Melt butter in saucepan, add breadcrumbs and milk.  Cook until slightly thick, stirring constantly.  Mix salmon, parsley, eggs and seasonings together.  Add sauce to salmon mixture.  When you are adding the sauce to the salmon mixture, pour a little bit in and stir it up good before adding the rest.  This will prevent your eggs from cooking.  Put into greased custard cups or ramekins and place in a pan of hot water.  You want the water to go at least half-way up the ramekin.  Bake at 350 degrees for about 30 minutes. Place on a platter and pour creamed peas over the top if desired.


{cooks note}
This dish not only looks pretty, but it tastes really good too.  Good enough that my four year old requested it for dinner.  Hot dog!  You can purchase canned salmon at any grocery store, but Costco sells it in packs of 6 for $9.99.  They are 7 ounce cans and the recipe calls for 1 pound.  I use two cans to equal 14 ounces and it turns out great every time.  I make my own breadcrumbs for this dish, and others, because it is super easy and cheap.  I blend the bread in my blender and freeze it in freezer zip lock bags.  Here, let me show you.

Plain white bread for a $1.

The place on my Bosch where the blender attaches.

Another view of my Bosch.  I have the older series.  There is a much cooler one out now.

Twist the cap off and voila, you are ready to put the blender on.

I introduce to you, the Bosch blender.

This has nothing to do with the blender, I just wanted to show you.  The cord conveniently winds up for easy storage.  Please don't judge me on how dirty it is.  My husband did it.

Tear your bread up into large chunks.  I usually blend 3 slices of bread at one time. If you do more than that, the blender can't reach all of the bread on the top.  Trust me.

The three slices of bread in the blender.

In about 3 seconds your bread turns to this.

Store it in air tight containers or freezer zip lock bags.  Now onto the Salmon Timballs, aka Salmon Souffle.

Two cans of salmon.  This stuff is really good.

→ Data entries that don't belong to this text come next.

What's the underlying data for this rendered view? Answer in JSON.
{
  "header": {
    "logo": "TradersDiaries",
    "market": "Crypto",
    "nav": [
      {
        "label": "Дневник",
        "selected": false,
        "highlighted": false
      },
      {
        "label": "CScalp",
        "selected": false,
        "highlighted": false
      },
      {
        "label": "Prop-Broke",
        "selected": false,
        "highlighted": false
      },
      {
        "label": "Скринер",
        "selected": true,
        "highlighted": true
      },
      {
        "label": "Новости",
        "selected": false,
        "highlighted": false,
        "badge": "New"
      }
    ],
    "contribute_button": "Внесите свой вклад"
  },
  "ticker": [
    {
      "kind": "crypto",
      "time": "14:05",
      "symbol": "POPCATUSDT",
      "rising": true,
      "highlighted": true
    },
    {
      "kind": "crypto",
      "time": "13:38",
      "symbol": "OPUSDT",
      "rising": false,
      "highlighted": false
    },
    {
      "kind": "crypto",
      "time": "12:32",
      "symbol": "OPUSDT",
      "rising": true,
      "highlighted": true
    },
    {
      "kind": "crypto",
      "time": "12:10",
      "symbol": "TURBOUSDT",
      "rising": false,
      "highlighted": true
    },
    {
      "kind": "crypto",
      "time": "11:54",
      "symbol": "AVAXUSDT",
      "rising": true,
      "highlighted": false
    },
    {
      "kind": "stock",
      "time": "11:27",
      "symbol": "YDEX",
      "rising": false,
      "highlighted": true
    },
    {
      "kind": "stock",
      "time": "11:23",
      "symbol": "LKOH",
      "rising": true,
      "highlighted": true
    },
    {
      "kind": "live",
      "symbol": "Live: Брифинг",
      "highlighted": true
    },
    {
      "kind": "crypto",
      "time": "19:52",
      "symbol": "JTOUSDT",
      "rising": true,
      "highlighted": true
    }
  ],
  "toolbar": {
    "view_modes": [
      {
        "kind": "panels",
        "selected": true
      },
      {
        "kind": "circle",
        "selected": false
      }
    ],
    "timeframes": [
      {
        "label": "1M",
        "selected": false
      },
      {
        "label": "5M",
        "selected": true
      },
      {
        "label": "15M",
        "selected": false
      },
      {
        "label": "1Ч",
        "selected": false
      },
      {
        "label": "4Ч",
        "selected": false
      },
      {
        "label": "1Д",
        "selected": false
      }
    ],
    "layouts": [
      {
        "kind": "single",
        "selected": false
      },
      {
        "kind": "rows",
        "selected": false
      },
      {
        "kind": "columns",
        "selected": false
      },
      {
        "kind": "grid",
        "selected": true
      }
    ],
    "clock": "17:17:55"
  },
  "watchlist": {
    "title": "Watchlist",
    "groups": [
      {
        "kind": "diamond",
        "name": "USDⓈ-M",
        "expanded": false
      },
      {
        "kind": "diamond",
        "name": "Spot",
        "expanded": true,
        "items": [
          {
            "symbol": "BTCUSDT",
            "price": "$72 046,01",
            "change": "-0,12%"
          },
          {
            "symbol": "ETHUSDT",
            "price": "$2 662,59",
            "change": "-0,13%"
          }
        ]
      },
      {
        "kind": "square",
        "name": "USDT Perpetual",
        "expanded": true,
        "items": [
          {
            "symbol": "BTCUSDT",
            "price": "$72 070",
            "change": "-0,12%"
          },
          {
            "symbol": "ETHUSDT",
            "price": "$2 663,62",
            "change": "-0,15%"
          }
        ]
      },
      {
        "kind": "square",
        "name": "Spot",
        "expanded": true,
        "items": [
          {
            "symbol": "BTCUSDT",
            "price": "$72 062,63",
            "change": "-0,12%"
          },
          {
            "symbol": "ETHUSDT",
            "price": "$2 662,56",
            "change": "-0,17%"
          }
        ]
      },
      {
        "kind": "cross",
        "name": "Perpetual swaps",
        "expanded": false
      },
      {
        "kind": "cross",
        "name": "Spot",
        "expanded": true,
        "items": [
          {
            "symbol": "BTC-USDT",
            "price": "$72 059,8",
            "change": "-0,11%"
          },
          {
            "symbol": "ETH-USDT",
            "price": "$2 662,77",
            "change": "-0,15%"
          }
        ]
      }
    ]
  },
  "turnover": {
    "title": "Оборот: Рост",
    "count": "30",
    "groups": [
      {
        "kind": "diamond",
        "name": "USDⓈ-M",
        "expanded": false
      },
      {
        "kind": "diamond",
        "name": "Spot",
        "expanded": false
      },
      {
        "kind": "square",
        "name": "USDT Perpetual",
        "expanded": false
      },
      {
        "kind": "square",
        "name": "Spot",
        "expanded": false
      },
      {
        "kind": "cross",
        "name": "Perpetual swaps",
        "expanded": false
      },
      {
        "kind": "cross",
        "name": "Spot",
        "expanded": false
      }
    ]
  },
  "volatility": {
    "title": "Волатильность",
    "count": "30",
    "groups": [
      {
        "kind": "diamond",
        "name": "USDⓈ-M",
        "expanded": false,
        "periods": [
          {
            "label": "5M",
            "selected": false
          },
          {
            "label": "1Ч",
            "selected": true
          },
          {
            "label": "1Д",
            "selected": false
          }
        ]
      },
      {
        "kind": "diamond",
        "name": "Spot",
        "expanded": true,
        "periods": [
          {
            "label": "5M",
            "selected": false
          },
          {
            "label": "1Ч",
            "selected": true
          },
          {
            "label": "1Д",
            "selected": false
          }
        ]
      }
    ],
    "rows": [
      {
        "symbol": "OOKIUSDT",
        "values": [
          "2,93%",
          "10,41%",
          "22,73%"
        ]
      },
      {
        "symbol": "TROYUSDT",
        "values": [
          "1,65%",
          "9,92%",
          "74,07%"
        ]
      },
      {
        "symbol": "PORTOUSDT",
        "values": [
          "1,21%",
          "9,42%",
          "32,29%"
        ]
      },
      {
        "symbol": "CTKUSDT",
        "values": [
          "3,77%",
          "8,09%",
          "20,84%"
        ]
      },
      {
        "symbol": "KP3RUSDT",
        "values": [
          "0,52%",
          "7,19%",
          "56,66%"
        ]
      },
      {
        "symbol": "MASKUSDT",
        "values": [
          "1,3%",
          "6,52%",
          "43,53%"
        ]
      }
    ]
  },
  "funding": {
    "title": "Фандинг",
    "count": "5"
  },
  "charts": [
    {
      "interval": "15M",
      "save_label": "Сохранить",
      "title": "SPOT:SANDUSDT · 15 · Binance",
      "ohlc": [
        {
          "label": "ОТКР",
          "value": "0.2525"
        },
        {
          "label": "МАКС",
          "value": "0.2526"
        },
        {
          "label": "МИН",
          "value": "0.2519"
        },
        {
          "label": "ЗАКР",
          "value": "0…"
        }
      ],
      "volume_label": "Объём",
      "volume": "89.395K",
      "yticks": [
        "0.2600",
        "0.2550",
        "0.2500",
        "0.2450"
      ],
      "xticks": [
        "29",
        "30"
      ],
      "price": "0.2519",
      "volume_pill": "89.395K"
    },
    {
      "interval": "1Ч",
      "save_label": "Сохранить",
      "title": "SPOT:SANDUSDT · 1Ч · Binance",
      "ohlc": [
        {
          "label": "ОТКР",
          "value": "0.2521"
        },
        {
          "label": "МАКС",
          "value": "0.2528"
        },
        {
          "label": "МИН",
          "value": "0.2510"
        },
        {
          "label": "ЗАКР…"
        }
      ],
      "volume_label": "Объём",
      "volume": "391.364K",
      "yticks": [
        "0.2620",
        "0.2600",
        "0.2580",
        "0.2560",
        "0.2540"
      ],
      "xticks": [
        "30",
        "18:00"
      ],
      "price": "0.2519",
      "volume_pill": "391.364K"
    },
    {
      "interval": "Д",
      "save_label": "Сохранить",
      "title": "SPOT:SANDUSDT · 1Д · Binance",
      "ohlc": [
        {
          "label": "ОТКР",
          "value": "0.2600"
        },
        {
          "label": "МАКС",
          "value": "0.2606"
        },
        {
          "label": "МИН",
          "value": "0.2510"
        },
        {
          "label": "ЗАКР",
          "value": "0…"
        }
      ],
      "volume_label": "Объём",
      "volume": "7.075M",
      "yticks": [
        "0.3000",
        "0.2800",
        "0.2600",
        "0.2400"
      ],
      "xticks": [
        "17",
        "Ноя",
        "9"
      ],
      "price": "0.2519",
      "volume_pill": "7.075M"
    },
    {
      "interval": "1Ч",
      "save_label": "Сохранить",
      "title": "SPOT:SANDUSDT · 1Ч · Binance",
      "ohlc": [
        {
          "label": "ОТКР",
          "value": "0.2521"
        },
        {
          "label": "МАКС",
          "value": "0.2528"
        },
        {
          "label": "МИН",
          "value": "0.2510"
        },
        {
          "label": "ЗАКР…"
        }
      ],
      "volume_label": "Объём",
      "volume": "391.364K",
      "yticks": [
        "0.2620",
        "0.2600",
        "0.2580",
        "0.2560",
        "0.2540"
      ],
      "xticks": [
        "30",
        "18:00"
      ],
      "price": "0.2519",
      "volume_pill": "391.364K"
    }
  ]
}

The salmon, fresh parsley (you don't have to use fresh, I just happened to have some in my refrigerator) salt and pepper. I didn't show you the picture of the eggs in with it because it looked really gross.

My ramekins.  You can also use custard cups or any other small glass cup that is oven safe.  I use my ramekins for a lot of things.  I'll show you more sometime.

Everything mixed together and poured into greased ramekins.  I use a 9x13 glass dish for my water.  I fill the dish up so the water is at least half-way up the ramekins.

Hot out of the oven.  Notice how the top is slightly browned.  You will want to use tongs, or something similar to take them out of the hot water.

Don't these look lovely?  I know there are a lot of people out there that do not like seafood, but I'm telling you  these are divine.  They should pop right out of the dish when tipped upside down, but don't worry if you have to use the help of a knife to pull away the edges.  I serve mine with creamed peas and red potatoes.  Recipe for that coming soon.

{Don't forget about the giveaway...ends Thursday at 11:59 pm}